Thanks Aryeh & Chuck. Well, I am trying to solve issues related to GDB. Like, gdb prints wrong values of few parameteres eg "this" pointer, when we give "backtrace" or "x/10x $ebp" command in core of our company product. I think it reads wrong value from symbol table or stack frame. So i am trying to put a break point and see what exactly gdb reads for that perticuler frame when it shows a wrong data. But dont know where exactly it reads data from the symbol table or stack frame. If you have a specific idea regarding this pls give some more info. Regards.

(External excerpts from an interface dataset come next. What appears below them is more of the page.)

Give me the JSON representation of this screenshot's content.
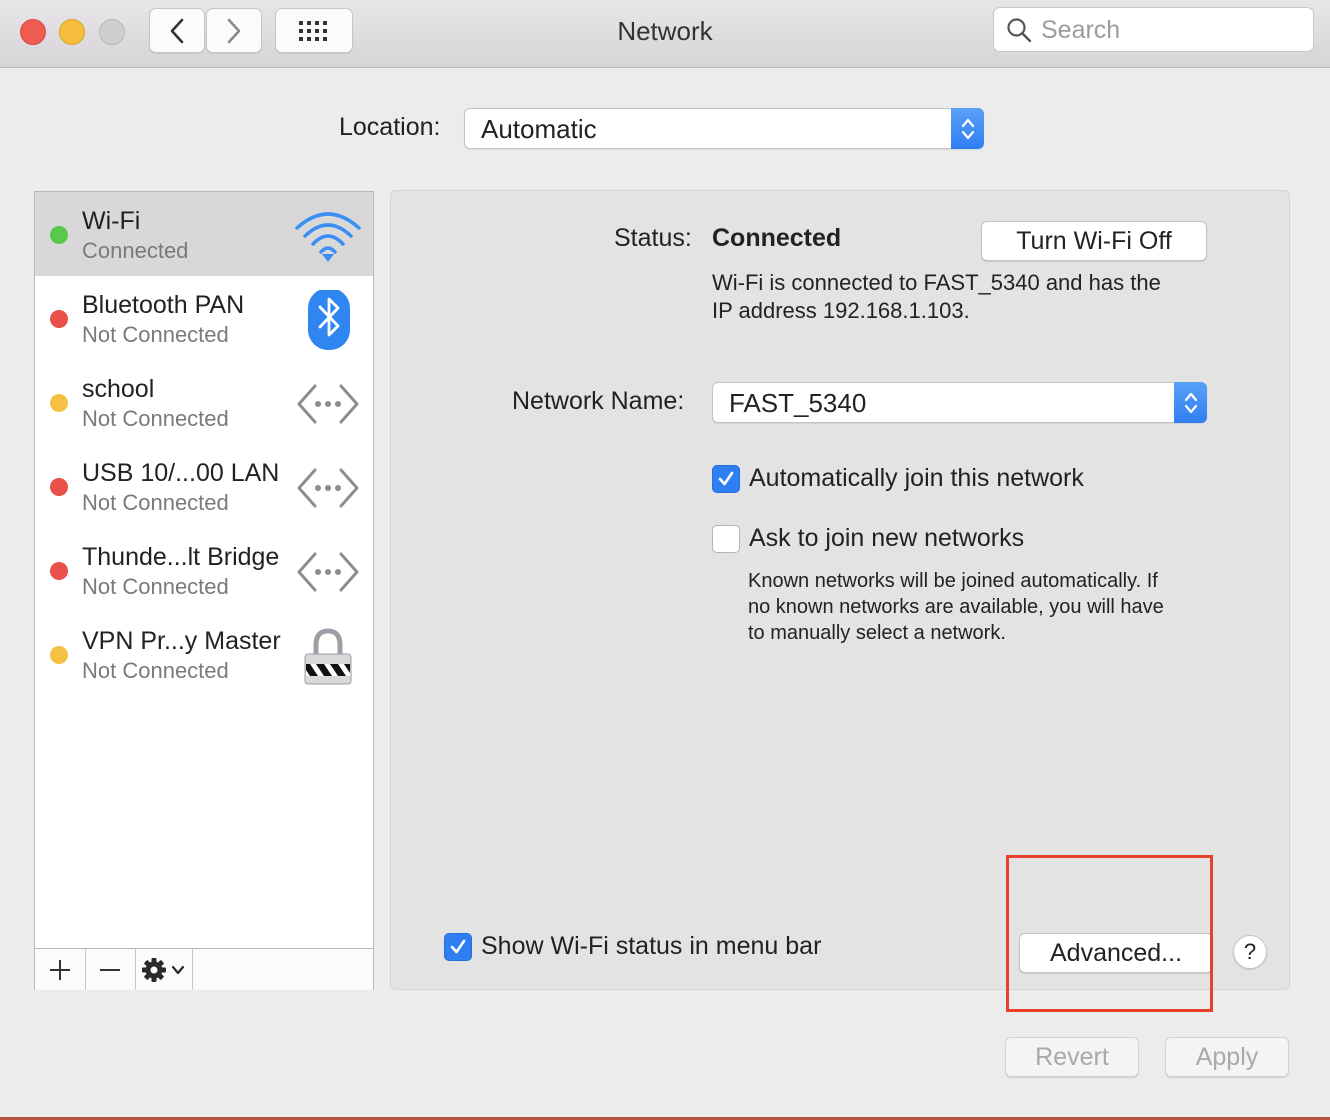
{
  "window": {
    "title": "Network"
  },
  "toolbar": {
    "search_placeholder": "Search"
  },
  "location": {
    "label": "Location:",
    "value": "Automatic"
  },
  "services": [
    {
      "name": "Wi-Fi",
      "status": "Connected",
      "dot_color": "#5ac84a",
      "icon": "wifi-icon",
      "selected": true
    },
    {
      "name": "Bluetooth PAN",
      "status": "Not Connected",
      "dot_color": "#e8504a",
      "icon": "bluetooth-icon"
    },
    {
      "name": "school",
      "status": "Not Connected",
      "dot_color": "#f4c143",
      "icon": "ethernet-icon"
    },
    {
      "name": "USB 10/...00 LAN",
      "status": "Not Connected",
      "dot_color": "#e8504a",
      "icon": "ethernet-icon"
    },
    {
      "name": "Thunde...lt Bridge",
      "status": "Not Connected",
      "dot_color": "#e8504a",
      "icon": "ethernet-icon"
    },
    {
      "name": "VPN Pr...y Master",
      "status": "Not Connected",
      "dot_color": "#f4c143",
      "icon": "vpn-lock-icon"
    }
  ],
  "detail": {
    "status_label": "Status:",
    "status_value": "Connected",
    "turn_off_label": "Turn Wi-Fi Off",
    "status_desc_line1": "Wi-Fi is connected to FAST_5340 and has the",
    "status_desc_line2": "IP address 192.168.1.103.",
    "network_name_label": "Network Name:",
    "network_name_value": "FAST_5340",
    "auto_join_label": "Automatically join this network",
    "auto_join_checked": true,
    "ask_join_label": "Ask to join new networks",
    "ask_join_checked": false,
    "ask_note_line1": "Known networks will be joined automatically. If",
    "ask_note_line2": "no known networks are available, you will have",
    "ask_note_line3": "to manually select a network.",
    "show_status_label": "Show Wi-Fi status in menu bar",
    "show_status_checked": true,
    "advanced_label": "Advanced...",
    "help_label": "?"
  },
  "footer": {
    "revert_label": "Revert",
    "apply_label": "Apply"
  },
  "colors": {
    "accent": "#2f7ef2",
    "highlight": "#e8402a"
  }
}
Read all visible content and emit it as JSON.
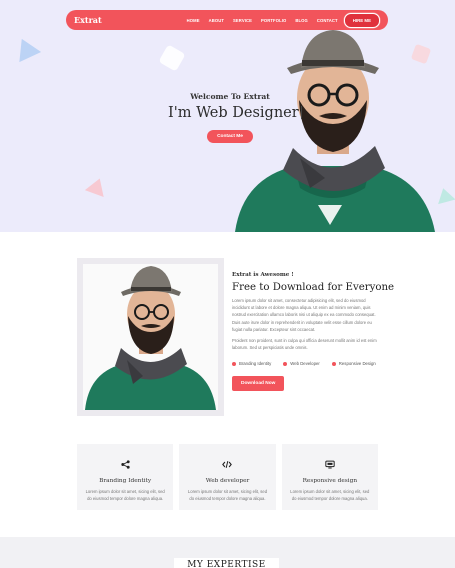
{
  "nav": {
    "logo": "Extrat",
    "menu": [
      "HOME",
      "ABOUT",
      "SERVICE",
      "PORTFOLIO",
      "BLOG",
      "CONTACT"
    ],
    "hire_label": "HIRE ME"
  },
  "hero": {
    "subtitle": "Welcome To Extrat",
    "title": "I'm Web Designer",
    "button": "Contact Me"
  },
  "about": {
    "tag": "Extrat is Awesome !",
    "title": "Free to Download for Everyone",
    "paragraph1": "Lorem ipsum dolor sit amet, consectetur adipisicing elit, sed do eiusmod incididunt ut labore et dolore magna aliqua. Ut enim ad minim veniam, quis nostrud exercitation ullamco laboris nisi ut aliquip ex ea commodo consequat. Duis aute irure dolor in reprehenderit in voluptate velit esse cillum dolore eu fugiat nulla pariatur. Excepteur sint occaecat.",
    "paragraph2": "Proident non proident, sunt in culpa qui officia deserunt mollit anim id est enim laborum. Sed ut perspiciatis unde omnis.",
    "skills": [
      "Branding Identity",
      "Web Developer",
      "Responsive Design"
    ],
    "button": "Download Now"
  },
  "services": [
    {
      "icon": "share-icon",
      "title": "Branding Identity",
      "desc": "Lorem ipsum dolor sit amet, sicing elit, sed do eiusmod tempor dolore magna aliqua."
    },
    {
      "icon": "code-icon",
      "title": "Web developer",
      "desc": "Lorem ipsum dolor sit amet, sicing elit, sed do eiusmod tempor dolore magna aliqua."
    },
    {
      "icon": "monitor-icon",
      "title": "Responsive design",
      "desc": "Lorem ipsum dolor sit amet, sicing elit, sed do eiusmod tempor dolore magna aliqua."
    }
  ],
  "section": {
    "expertise_title": "MY EXPERTISE"
  },
  "colors": {
    "accent": "#f2545b",
    "hero_bg": "#ecebfb"
  }
}
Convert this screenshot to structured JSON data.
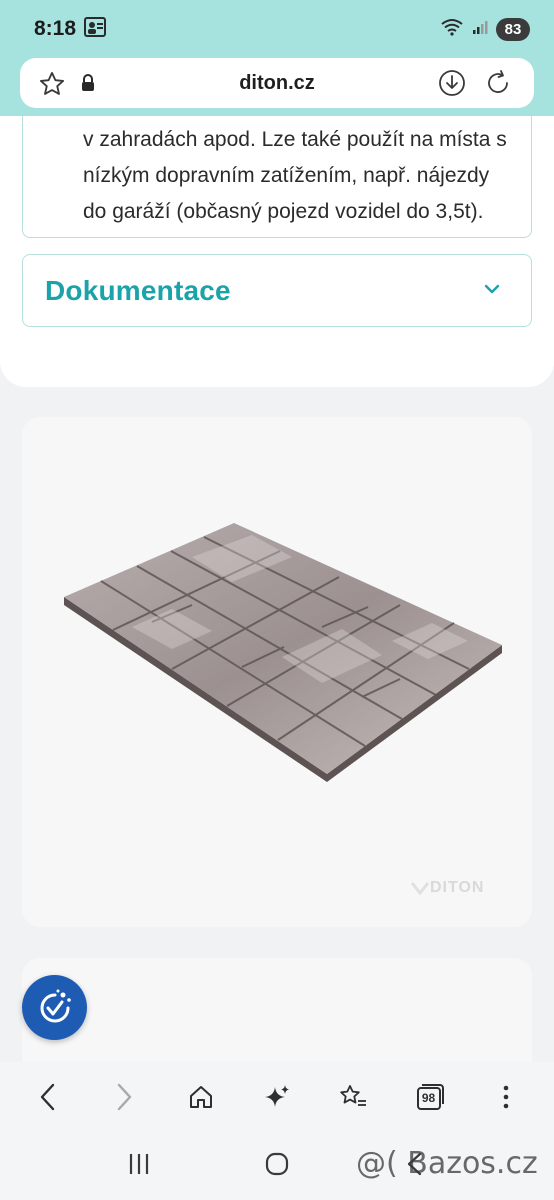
{
  "status_bar": {
    "time": "8:18",
    "battery": "83"
  },
  "browser": {
    "url": "diton.cz"
  },
  "product": {
    "description": "v zahradách apod. Lze také použít na místa s nízkým dopravním zatížením, např. nájezdy do garáží (občasný pojezd vozidel do 3,5t).",
    "documentation_title": "Dokumentace",
    "image_watermark": "DITON"
  },
  "bottom_nav": {
    "tabs_count": "98"
  },
  "watermark": {
    "text": "@( Bazos.cz"
  },
  "colors": {
    "status_bg": "#a6e3df",
    "accent": "#1aa3a8",
    "fab": "#1e5bb3"
  }
}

----- Original Message ---- From: Chuck Swiger <[EMAIL PROTECTED]> To: Arun Paneri <[EMAIL PROTECTED]> Cc: FreeBSD User <[EMAIL PROTECTED]>; firstname.lastname@example.org Sent: Wednesday, January 16, 2008 2:56:36 PM Subject: Re: Pls help: regarding gdb internals On Jan 16, 2008, at 10:58 AM, Arun Paneri wrote: > Can anyone write few lines about how does gdb internally works. I > went to "Gdb internals guide" but couldn't find much information > specifically which i am looking for. I'm not familiar with the document you mentioned, but the canonical documentation for GDB is available via "info gdb". > I want information like when we give command "$gdb test.exe" then > how internaly it works. Does it start reading symbols and start > making symbol table with this command? Binary objects such as executable programs, shared libraries, etc contain symbol tables; GDB does a quick load of this symbol data to identify all of the sources of symbols for the program, and then will look up the details when needed. > Does it start creating stack frames as we give command "run" or > before even that? The program being debugged does not exist as a process until you run it, so there isn't an address space or stack until then. When the target program is run, it creates it's own stack frames according to the local architecture's machine calling conventions. > I am basically interested to know about creation of frames and how > does gdb read them back when we give "backtrace" command? Well, the calling conventions are different for every particular CPU architecture; but if you want to see the code that GDB uses, start with: /usr/src/contrib/gdb/gdb/frame-base.c /usr/src/contrib/gdb/gdb/frame-base.h /usr/src/contrib/gdb/gdb/frame-unwind.c /usr/src/contrib/gdb/gdb/frame-unwind.h /usr/src/contrib/gdb/gdb/frame.c /usr/src/contrib/gdb/gdb/frame.h ...but I suspect that something like these two articles are closer to what you are looking for: http://en.wikipedia.org/wiki/Calling_convention http://en.wikipedia.org/wiki/X86_calling_conventions -- -Chuck ____________________________________________________________________________________ Looking for last minute shopping deals? Find them fast with Yahoo! Search. http://tools.search.yahoo.com/newsearch/category.php?category=shopping _______________________________________________ email@example.com mailing list http://lists.freebsd.org/mailman/listinfo/freebsd-questions To unsubscribe, send any mail to "[EMAIL PROTECTED]"